I’m at Restaurant Sarfalik in Hotel Hans Egede, and Björn is shining new light on rustic Inuit cuisine. The rosy-cheeked Swede had fallen in love with Greenland in many ways, including marrying a local. Even arriving into subzero (-38) degrees on his first day hadn’t deterred him. Having lived in Greenland on and off since 2007, Björn has always been fascinated by the dichotomy of Greenlandic food—simple yet challenging to hunt—and just how close to nature the Inuit ate.
Learning traditional cooking methods also means infusing some level of creativity. Most protein sources have either been salted and dried over extensive periods of time to preserve them, and cooking methods include smoking too. Thankfully, the Inuit can preserve foods for longer—subzero temperatures provide a natural freezer—although garnishing dishes with ingredients such as sprigs of herbs, lemon wedges, and other nice-to-have items is not so easy.
Next up is a healthy chunk of sea duck called Eider (Miteq). I’m expecting a taste of duck, but eider is chewier; a mature taste reminiscent of wild game. It’s one of many sea birds such as auk, ptarmigans and guillemots that regularly feature in Greenlandic cuisine. Because these birds are migratory and leave during winter, hunting them is limited to a small window between late spring and autumn when they return.
Finally, I arrive 350 kilometers north of the Arctic Circle into Ilulissat, known for its floating icebergs, and can dig into seal soup (suaasat). The main types of Arctic seal (puisi) in the Inuit diet are ringed, harp and hooded seals. This dark red—bordering on ink-black—meat is used in traditional soups, while the skin is dyed and used for garments and upholstery including Greenland’s national dress.
It’s inside a wooden fisherman-style shack with views of multi-story icebergs where I find Danish chef, Kim Pederson of Restaurant Mamartut. Inside is a mishmash of ‘60s-style summerhouse furniture, a weathered stretched fur of a polar bear, walrus tusks, and other personal memorabilia and effects assembled over the years.

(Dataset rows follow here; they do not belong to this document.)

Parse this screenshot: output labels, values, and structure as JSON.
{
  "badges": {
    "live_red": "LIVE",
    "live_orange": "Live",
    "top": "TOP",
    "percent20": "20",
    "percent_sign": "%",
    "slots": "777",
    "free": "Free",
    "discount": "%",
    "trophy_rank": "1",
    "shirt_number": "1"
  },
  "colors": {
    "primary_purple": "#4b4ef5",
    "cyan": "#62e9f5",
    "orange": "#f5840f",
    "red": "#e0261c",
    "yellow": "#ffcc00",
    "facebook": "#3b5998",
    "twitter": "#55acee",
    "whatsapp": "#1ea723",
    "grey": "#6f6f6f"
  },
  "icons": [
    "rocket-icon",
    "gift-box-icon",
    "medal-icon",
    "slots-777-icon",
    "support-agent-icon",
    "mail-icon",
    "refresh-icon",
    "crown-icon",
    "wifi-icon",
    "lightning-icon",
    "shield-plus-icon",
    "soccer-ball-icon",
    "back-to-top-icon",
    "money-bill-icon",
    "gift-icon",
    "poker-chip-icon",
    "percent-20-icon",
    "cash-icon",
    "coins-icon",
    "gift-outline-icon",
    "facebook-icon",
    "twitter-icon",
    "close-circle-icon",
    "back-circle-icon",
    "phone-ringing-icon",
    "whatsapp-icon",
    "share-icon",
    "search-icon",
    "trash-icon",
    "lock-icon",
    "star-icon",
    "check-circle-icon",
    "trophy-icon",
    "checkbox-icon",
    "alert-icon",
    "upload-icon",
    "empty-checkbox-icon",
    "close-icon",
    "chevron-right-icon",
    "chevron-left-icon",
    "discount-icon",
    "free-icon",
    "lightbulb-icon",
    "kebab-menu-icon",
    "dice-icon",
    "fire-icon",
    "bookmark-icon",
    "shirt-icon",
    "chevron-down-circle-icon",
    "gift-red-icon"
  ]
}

Kim has been living in Greenland for 21 years and running the restaurant for 12, smoking his own whale meat and blubber in-house. His tapas tray is filled with ingredients mostly sourced from the bay, such as fin whale, narwhal blubber and wolffish.
Spending a week on a diet limited in vegetables and fruits, but chockful of protein, had made me appreciate the challenge of sourcing food items we so readily take for granted back home. And so, with a newfound admiration of Inuit cuisine, I happily slurp spoonful after spoonful of chunky seal soup.